By Kimberly Rotter
Life without a credit card is certainly possible but can be inconvenient, to say the least. Consumers who choose to forego credit will be at a distinct disadvantage when it comes to reaching certain pivotal financial goals.
Credit Card Required
Some transactions are difficult or impossible to make. Car rental agencies are a great example. Although it’s possible to rent a car using a debit card, doing so almost always means that a substantial hold is placed on the consumer’s funds pending safe return of the vehicle. Also, many rental car agencies perform a credit check on anyone using a debit card to pay. The consequence is a hard inquiry on and corresponding dip in credit score. Too many inquiries will eventually result in application denial. Hotels often have a similar debit card policy. Users who eschew any kind of card use severely limit their purchasing power, particularly online. A few online retailers (including Amazon.com) allow orders to be made from a checking account, but most retailers require a credit or debit number.
Cash is Not King
Using cash has its own challenges.
Safety: The consumer must carry a great deal of money in order to make a large purchase.
Liability: While a lost credit card results in almost no financial consequence (charges are reversed, a fresh account number issued, and the cardholder is on the hook for no more than $50 at worst), a lost roll of bills will be replaced by no one.
Suspicion: Cardholders who regularly use cash to purchase air travel, for example, may attract the scrutiny of aviation authorities.
Inconvenience: A medical or dental office is unlikely to have a cash register on site from which to make change.
Credit Cards and Your Credit
For a good or excellent credit score, the consumer must use a mix of credit products (revolving and non-revolving). That usually means an auto loan, a mortgage and one or more traditional credit cards. Student loans also help round out a person’s financial portfolio, as do personal loans and even some business loans (if taken out by the individual and not the business). Credit age and credit utilization ratio are score factors that suffer when a person stops using credit accounts. Consumers who pay off debt and close accounts will eventually lose the benefit of the longevity of the account, though it takes 10 years for accounts in good standing to be removed after being canceled. When used properly, credit cards are a credit-building instrument. The consumer need not carry a balance in order to get the full credit score benefit. On the contrary, cardholders with the very best credit scores, 800 or higher, never have a balance greater than ten percent of available credit.

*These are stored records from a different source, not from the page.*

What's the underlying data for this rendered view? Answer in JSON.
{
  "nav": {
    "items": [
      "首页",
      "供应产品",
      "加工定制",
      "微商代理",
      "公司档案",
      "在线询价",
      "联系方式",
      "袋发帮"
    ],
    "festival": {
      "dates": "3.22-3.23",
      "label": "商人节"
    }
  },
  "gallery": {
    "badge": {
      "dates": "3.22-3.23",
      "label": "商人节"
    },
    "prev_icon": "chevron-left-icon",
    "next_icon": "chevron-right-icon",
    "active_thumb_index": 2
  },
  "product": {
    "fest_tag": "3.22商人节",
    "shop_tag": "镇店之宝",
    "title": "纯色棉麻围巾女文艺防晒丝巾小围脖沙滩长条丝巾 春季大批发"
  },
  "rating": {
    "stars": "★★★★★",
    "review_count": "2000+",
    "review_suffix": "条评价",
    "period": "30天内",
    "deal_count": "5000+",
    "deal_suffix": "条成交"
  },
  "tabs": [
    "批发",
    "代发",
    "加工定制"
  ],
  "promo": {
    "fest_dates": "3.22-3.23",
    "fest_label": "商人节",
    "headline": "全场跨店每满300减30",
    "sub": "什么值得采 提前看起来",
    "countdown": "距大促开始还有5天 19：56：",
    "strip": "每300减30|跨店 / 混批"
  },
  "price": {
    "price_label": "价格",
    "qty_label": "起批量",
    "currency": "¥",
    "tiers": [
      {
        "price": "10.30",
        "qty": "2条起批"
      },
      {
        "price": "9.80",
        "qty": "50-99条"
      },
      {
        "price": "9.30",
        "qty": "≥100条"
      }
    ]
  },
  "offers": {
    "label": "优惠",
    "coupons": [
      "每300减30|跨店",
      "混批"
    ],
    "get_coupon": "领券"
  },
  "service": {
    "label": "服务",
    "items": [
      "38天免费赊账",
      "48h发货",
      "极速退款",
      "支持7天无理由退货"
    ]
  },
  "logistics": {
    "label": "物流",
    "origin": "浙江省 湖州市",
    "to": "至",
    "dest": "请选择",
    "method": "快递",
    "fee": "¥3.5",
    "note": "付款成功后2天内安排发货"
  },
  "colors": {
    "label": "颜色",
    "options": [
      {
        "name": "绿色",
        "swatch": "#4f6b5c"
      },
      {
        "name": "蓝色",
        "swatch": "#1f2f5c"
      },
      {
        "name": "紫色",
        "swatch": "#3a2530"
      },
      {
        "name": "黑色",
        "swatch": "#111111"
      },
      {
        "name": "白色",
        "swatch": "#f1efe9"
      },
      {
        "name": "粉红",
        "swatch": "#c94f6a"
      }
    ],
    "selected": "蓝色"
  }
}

A cash-only philosophy is not inherently a bad idea. Cash-only consumers generally don’t want to risk debt creep or get caught up in complicated financial dealings.
There is freedom in reducing the number of bills to pay each month. Those who have dug themselves out of deep debt are wise to avoid falling into the credit card trap again, and those who haven’t experienced debilitating debt are smart to steer clear. People who don’t travel frequently and do most or all of their shopping locally may never even notice the absence of the card. But the disadvantages are obvious.
Consumers in this category will probably end up with something called a “thin” file. Credit reporting agencies will assign a low credit score (or no score at all) because insufficient data is available. The only way to build a healthy score is to use credit products. There can be no score when there is no credit data on which to base it.
At best, anyone with a thin file will have access to credit products that come with very unfavorable, expensive terms. Higher interest rates, lower limits and more fees are the norm. When buying a home, a poor credit score can easily mean tens of thousands of dollars in extra fees and charges.
At worst, the cash-only consumer may not be able to successfully complete certain financial transactions at all. Cash-only consumers will encounter tough obstacles when it comes to getting approved for any loan. And there will be small, irritating snags like having to put down a cash deposit to set up a utility or cell phone account. A poor score will also preclude some apartment rentals and employment opportunities. Government employees who depend on their security clearance risk losing their job.
The cash-only consumer also has limited options in case of an emergency. Setting aside ample funds in an emergency account becomes critical. We should all live by this philosophy anyway, but a cash-only consumer must realize that there is no Plan B.
Even Cash-Only Consumers Need to Check their Credit
The cash lifestyle is preferred – or cannot be avoided – by several million people, perhaps as many as one-fourth of all American consumers. Whatever the reason for avoiding credit cards, it is critical to learn and practice good credit monitoring skills, if only to watch for possible fraud.
Get a free copy of your credit report every twelve months from each of the three major credit reporting agencies – Equifax, Experian and TransUnion – by visiting AnnualCreditReport.com.
This post originally appeared on CreditCardInsider.com.
Kimberly Rotter is a debt management expert and personal finance writer. She is a regular featured contributor on Credit Card Insider, Credit Sesame, Investopedia and CreditRepair.com and her work has appeared on numerous other personal finance sites including Yahoo! Finance, LearnVest, Business Insider and GoBankingRates.
Views expressed are the personal views of the author, and do not represent the views of the National Foundation for Credit Counseling, its employees, its members, or its clients.
Life Without A Credit Card
By Kimberly Rotter